Hey there, time traveller!
This article was published 26/4/2013 (1323 days ago), so information in it may no longer be current.
MANCHESTER, England - Liverpool striker Luis Suarez will serve a 10-match ban for biting an opponent during a Premier League game after deciding on Friday not to appeal one of English football's harshest sanctions for on-the-field misbehaviour.
The Uruguay international won't be seen on a football pitch in England until September following his unprovoked attack on Chelsea defender Branislav Ivanovic that sparked widespread condemnation, including criticism by British Prime Minister David Cameron for setting an "appalling" example to youngsters.
"I would like to explain to everybody that I decided to accept the ban because whilst 10 games is clearly greater than those bans given in past cases where players have actually been seriously injured," Suarez said in a statement on his personal website, "I acknowledge that my actions were not acceptable on the football pitch so I do not want to give the wrong impression to people by making an appeal."
The English Football Association deemed a regular three-match ban for violent conduct insufficient in this case, and an independent panel on Wednesday punished him with seven more games.
The panel said Suarez failed to appreciate "the gravity and seriousness of this truly exceptional incident" and wanted to send a "strong message that such deplorable behaviours do not have a place in football."
"While we accepted that Mr. Suarez's reputation had been impacted, these unsavoury pictures would have given a bad image of English football domestically and across the world alike," the three-person panel said in its written reasons, which were released by the FA later Friday.
The panel also referred to the possible health repercussions of Suarez's "truly disgraceful behaviour."
Suarez, the Premier League's second top scorer with 23 goals, could have lodged an appeal against the extra seven games. If unsuccessful, however, he risked the possibility of the FA extending his sanction for making a frivolous appeal.
He has apologized, and been fined by Liverpool, for biting Ivanovic's upper right arm in the second half of the 2-2 draw between Liverpool and Chelsea on Sunday.
"I hope that all the people who I have offended at Anfield last Sunday will grant me forgiveness and I again repeat my personal apology to Branislav," Suarez added.
Suarez's suspension will begin immediately, meaning he will miss the last four games of this season and the first six of the next. Liverpool is seventh in the standings and unlikely to qualify for Europe next season.
Despite his latest transgression — broadcast live to a global television audience — the headline-grabbing striker has been passionately defended by Liverpool manager Brendan Rodgers, other Premier League coaches and his teammates, who feel Suarez has been treated differently by the FA because of his past disciplinary record. Suarez has previously been suspended for seven matches for biting an opponent in a Dutch league game in 2010 and also for eight games for racially abusing Manchester United defender Patrice Evra in 2011.
However, the independent panel stressed that it "did not take into consideration any previous disciplinary records of Mr. Suarez and considered the offence in isolation."
"We are all disappointed at the severity of the punishment and in particular the differing standards that have been applied across various previous incidents," Liverpool managing director Ian Ayre said in a club statement.
"Luis is an important member of our team and nothing has changed in that regard.
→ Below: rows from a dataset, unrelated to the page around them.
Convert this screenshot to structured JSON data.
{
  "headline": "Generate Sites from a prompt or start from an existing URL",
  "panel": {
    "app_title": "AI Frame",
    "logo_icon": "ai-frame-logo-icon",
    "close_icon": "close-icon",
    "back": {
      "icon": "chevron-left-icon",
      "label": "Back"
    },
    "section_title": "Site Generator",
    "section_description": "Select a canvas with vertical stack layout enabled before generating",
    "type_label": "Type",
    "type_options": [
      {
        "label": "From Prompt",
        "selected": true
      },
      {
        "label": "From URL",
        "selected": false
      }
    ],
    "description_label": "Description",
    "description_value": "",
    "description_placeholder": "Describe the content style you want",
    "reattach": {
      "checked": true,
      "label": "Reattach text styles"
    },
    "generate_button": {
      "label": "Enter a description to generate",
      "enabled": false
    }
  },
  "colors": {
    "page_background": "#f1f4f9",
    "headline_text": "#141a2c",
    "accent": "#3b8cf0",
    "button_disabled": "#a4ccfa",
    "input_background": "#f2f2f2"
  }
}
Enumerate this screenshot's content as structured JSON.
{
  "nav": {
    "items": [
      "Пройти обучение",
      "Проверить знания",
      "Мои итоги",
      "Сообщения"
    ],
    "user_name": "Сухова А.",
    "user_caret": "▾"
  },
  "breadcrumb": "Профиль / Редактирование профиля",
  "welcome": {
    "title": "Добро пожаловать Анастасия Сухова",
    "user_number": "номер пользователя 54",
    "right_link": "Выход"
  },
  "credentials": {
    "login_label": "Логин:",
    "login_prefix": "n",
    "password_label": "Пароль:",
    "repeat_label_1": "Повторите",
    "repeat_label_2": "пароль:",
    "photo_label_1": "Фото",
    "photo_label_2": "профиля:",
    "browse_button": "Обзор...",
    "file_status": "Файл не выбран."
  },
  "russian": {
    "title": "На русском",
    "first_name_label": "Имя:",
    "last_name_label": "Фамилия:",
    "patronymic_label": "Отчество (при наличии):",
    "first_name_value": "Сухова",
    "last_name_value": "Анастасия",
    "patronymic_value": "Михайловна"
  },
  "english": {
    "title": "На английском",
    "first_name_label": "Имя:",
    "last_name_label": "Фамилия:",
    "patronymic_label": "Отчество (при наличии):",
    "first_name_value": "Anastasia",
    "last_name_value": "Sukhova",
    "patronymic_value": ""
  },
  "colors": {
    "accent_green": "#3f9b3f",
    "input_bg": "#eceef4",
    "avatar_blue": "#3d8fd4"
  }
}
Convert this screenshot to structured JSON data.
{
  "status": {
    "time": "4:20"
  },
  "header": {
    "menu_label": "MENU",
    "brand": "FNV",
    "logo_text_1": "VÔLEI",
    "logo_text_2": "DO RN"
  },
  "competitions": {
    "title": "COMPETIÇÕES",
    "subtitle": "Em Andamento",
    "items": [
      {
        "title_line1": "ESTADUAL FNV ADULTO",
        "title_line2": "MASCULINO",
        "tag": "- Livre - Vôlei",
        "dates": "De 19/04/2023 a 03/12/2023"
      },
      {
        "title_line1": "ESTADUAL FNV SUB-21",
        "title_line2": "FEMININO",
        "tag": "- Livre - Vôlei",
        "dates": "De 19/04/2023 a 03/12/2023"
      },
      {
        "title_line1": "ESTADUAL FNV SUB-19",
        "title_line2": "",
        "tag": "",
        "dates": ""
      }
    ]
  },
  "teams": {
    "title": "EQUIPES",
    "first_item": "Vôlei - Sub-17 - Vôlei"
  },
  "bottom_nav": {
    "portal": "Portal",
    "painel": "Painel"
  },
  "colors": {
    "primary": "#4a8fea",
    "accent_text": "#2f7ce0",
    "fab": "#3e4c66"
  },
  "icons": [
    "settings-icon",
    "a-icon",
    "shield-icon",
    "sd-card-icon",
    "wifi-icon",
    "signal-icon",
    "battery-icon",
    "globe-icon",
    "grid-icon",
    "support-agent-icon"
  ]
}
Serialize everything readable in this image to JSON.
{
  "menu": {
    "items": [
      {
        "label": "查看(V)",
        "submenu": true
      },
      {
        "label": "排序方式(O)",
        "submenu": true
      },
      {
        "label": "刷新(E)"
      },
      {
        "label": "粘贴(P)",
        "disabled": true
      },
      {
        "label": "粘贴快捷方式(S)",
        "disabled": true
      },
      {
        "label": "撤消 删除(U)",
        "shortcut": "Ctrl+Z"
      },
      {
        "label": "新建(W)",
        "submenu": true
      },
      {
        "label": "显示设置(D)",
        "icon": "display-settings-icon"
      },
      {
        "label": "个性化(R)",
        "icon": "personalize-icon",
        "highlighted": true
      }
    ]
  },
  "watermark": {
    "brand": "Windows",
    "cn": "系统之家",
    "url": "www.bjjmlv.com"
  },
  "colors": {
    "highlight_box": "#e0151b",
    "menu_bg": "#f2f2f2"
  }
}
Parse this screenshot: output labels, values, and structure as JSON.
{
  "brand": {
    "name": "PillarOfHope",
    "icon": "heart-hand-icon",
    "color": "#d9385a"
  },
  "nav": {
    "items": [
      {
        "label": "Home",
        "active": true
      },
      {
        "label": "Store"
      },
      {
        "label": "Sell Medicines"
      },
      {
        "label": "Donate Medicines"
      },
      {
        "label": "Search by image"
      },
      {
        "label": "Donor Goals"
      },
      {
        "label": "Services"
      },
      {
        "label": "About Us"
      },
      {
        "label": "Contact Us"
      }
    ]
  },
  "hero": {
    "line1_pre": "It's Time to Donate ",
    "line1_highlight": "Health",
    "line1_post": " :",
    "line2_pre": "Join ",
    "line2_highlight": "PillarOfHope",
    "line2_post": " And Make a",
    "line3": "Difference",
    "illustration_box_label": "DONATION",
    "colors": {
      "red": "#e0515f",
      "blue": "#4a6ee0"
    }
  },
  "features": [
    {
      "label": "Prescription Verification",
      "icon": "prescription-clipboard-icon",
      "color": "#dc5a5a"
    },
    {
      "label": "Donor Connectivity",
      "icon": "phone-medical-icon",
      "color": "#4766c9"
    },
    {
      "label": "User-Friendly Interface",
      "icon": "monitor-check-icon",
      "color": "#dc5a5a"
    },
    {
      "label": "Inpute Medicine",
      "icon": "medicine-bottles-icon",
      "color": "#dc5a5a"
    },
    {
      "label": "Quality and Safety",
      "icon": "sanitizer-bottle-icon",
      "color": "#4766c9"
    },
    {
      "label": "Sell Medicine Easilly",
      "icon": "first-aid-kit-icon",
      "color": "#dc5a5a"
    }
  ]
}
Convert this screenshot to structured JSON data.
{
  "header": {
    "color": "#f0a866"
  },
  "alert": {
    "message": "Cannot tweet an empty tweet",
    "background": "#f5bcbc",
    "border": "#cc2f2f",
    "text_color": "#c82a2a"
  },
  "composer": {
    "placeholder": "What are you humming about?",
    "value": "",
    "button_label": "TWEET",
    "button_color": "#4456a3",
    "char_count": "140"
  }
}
We are committed to helping him improve his conduct and he will be given our full support."
Rodgers, who said on Thursday the punishment had been given "against the man rather than the incident," added in the statement that the club had to "move on and support Luis in his decision."
Cameron said Friday that he welcomed the tough sanction on one of English football's most high-profile players.
"I made my own views clear just as a dad watching the game," Cameron told the BBC. "I've got a 7-year-old son who just loves watching football and when players behave like this it just sets the most appalling example to young people in our country.
"I've read in some newspapers, who think somehow this isn't serious," Cameron added. "I think it is serious, when we're trying to bring up our children properly, they do see football players as role models."